→ TASK PROMPT:
What lines in the entries hold the string "model"? List them.

*** RECORDED INFORMATION Section Begins ***

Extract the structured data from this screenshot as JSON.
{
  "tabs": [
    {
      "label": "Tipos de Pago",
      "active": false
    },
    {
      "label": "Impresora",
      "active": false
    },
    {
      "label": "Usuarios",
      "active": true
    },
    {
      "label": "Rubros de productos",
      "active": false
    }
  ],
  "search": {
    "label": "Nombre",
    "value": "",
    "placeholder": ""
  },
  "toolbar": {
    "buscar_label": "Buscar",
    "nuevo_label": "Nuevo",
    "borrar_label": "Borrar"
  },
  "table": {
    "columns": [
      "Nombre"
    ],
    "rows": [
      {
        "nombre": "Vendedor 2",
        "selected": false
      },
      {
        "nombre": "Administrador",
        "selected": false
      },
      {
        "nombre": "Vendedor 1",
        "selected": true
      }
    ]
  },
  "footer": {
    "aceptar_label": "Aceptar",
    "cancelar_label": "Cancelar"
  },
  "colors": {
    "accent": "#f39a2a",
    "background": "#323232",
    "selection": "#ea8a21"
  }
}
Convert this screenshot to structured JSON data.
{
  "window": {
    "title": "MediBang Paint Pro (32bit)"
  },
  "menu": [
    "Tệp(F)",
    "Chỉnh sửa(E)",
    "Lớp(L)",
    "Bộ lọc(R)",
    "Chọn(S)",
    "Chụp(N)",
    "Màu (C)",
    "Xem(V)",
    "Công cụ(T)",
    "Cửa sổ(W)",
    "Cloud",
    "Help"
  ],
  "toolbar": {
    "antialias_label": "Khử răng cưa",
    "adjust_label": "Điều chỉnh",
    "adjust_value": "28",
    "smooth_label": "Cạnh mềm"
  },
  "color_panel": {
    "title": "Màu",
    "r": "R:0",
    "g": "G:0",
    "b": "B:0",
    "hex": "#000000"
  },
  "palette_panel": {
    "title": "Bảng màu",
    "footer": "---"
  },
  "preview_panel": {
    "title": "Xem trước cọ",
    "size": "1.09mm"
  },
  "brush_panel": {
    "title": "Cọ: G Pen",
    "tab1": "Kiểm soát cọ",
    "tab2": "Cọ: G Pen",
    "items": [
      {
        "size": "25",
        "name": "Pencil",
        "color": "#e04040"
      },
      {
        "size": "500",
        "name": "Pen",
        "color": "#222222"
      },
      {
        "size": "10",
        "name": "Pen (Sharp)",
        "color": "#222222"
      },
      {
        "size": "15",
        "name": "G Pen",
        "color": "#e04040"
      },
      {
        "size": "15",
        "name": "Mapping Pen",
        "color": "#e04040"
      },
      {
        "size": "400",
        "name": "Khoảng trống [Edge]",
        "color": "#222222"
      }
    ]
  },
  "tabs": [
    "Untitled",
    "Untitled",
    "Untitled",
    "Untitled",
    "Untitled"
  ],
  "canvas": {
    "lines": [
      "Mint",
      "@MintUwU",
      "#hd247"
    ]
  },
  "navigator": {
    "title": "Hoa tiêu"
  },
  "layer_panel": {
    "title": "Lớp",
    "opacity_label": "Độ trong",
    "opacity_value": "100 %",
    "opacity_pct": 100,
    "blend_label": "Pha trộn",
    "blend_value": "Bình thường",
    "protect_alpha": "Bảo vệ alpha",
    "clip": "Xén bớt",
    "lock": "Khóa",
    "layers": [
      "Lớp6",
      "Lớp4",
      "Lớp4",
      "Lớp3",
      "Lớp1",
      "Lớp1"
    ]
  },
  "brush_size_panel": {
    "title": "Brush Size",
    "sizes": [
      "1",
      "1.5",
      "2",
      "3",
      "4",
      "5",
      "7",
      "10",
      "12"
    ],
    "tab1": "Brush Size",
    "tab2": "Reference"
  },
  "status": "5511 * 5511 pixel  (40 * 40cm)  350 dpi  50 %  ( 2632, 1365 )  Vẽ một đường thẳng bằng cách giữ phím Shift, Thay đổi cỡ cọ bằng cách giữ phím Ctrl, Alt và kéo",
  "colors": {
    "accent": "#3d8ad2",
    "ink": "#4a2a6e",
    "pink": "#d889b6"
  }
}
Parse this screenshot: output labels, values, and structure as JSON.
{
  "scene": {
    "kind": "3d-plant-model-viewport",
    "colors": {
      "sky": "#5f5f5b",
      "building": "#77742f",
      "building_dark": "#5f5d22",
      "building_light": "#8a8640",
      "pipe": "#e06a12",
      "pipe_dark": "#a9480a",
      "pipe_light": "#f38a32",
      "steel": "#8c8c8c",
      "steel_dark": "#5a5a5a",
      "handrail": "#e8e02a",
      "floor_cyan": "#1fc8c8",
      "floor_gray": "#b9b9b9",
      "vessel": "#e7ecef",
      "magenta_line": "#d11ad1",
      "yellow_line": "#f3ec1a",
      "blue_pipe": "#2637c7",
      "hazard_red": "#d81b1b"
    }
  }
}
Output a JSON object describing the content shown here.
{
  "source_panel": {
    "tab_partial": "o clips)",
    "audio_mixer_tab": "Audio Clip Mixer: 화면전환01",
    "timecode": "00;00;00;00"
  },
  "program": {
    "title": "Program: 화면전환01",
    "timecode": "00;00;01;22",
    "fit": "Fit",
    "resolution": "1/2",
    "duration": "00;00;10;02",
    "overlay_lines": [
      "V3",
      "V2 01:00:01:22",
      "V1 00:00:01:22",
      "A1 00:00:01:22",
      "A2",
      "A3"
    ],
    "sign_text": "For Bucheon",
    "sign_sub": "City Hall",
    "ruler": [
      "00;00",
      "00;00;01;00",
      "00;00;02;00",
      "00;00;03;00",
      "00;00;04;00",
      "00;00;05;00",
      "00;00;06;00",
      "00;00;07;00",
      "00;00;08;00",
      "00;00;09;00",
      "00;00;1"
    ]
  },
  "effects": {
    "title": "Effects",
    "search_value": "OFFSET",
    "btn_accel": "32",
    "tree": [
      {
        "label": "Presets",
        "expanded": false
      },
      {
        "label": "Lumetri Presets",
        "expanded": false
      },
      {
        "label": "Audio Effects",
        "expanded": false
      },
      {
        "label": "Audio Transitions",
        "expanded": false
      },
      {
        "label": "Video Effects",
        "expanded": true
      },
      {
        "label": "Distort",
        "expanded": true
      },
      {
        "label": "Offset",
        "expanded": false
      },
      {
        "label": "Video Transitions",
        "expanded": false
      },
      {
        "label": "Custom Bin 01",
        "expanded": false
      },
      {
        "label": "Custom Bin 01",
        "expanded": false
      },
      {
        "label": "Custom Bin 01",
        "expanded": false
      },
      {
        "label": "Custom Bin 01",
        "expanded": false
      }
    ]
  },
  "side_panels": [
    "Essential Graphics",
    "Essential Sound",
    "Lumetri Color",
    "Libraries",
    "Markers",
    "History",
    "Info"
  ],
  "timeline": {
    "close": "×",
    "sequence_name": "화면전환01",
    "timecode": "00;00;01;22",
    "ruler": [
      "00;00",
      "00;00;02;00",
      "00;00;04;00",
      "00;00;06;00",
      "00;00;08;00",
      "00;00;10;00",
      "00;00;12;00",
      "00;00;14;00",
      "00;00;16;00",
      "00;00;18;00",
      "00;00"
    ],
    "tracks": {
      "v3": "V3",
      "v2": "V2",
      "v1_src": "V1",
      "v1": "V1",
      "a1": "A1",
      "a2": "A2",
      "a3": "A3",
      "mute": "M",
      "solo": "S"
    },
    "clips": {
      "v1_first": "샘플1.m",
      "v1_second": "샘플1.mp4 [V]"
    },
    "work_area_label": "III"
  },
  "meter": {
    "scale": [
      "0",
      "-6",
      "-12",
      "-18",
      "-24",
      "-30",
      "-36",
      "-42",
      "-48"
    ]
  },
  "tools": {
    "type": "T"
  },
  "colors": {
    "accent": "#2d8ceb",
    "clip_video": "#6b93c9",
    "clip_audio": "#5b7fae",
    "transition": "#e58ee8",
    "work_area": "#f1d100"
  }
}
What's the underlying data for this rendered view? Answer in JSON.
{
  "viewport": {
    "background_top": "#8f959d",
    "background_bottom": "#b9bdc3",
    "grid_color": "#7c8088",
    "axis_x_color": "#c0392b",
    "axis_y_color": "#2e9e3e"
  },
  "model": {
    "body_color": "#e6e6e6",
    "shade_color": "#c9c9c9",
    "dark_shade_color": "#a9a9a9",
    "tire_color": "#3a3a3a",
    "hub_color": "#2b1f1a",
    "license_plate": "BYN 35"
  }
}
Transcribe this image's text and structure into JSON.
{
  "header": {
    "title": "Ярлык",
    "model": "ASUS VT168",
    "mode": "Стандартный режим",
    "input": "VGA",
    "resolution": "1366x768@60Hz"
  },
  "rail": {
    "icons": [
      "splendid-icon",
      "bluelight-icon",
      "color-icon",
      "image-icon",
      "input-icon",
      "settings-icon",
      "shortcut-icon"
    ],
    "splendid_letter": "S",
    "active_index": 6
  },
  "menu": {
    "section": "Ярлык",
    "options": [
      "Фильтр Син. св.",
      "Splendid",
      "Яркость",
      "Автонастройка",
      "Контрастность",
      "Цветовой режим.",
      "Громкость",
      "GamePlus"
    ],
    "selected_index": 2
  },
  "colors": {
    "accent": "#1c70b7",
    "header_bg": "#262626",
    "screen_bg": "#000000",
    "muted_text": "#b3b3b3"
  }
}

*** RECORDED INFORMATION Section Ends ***

→ COMPLETED EXERCISE:
    "kind": "3d-plant-model-viewport",
  "model": {
    "model": "ASUS VT168",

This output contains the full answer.